(Items from an interface collection)
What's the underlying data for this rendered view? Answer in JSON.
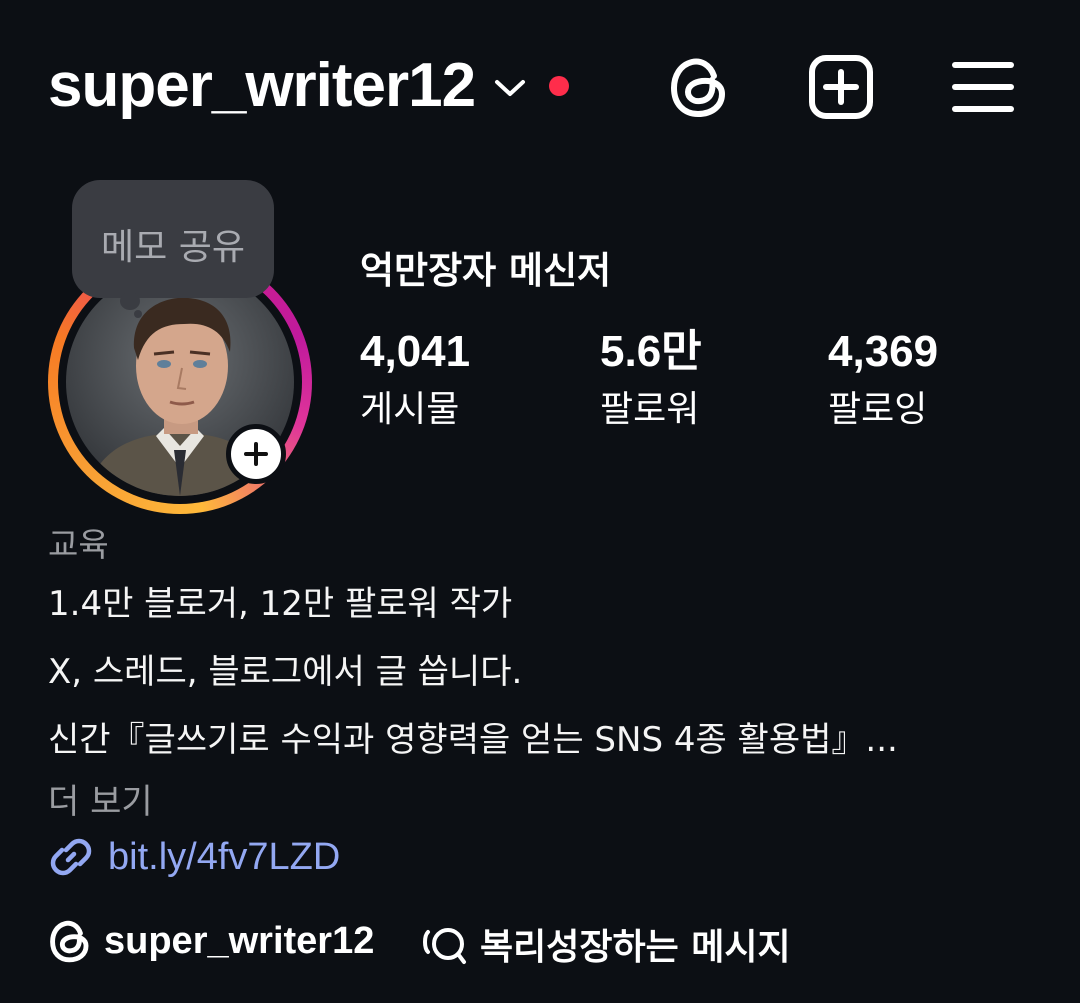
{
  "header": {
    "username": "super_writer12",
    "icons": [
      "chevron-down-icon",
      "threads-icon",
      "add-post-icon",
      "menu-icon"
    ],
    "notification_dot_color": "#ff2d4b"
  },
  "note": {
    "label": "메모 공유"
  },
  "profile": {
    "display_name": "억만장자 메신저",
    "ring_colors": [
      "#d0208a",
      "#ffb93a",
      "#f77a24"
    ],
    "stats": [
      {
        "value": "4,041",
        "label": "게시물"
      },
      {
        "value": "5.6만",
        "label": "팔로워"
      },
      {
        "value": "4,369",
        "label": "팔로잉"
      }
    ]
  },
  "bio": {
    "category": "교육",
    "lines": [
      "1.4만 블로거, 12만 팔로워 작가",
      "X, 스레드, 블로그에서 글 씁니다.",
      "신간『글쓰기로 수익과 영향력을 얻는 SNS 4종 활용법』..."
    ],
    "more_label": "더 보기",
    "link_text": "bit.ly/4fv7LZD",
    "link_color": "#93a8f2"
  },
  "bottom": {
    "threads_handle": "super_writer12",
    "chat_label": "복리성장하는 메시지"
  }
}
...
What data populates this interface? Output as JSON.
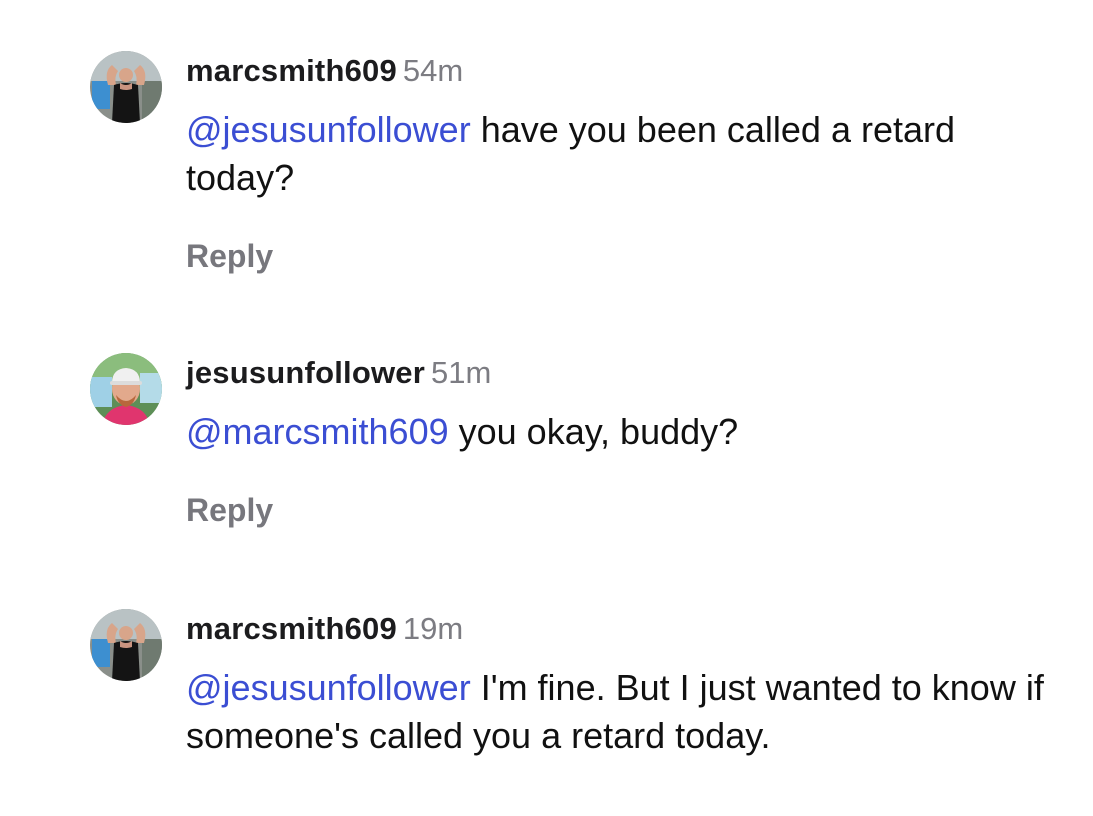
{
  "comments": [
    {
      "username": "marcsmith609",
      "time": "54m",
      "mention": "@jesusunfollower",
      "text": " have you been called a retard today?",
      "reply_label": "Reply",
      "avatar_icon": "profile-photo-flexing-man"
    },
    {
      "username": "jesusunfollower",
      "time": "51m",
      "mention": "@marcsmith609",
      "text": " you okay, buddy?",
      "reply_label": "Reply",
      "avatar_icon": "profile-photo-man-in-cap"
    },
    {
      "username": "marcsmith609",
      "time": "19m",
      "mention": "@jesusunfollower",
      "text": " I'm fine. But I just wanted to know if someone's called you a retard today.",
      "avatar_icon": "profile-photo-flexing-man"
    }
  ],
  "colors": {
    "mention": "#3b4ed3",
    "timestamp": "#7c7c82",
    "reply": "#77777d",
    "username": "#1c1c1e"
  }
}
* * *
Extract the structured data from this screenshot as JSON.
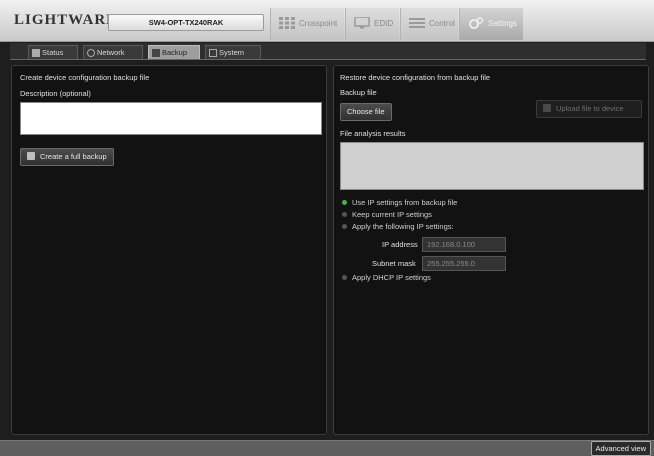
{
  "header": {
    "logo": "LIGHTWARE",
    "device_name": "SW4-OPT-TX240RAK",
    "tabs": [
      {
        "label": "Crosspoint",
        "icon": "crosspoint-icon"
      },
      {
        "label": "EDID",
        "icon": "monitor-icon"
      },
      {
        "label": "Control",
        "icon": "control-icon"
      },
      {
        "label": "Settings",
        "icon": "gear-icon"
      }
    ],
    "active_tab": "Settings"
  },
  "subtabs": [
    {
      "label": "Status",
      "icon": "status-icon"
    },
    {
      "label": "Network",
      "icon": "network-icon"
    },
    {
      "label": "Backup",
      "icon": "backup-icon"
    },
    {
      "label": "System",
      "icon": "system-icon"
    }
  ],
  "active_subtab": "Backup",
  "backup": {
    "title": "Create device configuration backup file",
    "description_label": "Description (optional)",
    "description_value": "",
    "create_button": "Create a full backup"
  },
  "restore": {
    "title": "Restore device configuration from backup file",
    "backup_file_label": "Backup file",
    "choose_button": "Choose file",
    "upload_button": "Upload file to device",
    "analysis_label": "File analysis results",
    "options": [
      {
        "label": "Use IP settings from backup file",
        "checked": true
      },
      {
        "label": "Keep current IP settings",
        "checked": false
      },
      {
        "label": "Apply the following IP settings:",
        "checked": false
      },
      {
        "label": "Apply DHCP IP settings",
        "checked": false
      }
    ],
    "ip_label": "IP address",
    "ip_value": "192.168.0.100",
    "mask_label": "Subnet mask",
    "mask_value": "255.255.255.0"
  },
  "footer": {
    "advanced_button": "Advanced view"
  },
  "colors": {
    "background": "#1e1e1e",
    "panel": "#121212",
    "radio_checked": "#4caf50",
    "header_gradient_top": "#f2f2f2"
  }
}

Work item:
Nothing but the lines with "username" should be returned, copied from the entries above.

Answer below:
    "username": "super_writer12",
      "username": "marcsmith609",
      "username": "jesusunfollower",
      "username": "marcsmith609",
    "username": "#1c1c1e"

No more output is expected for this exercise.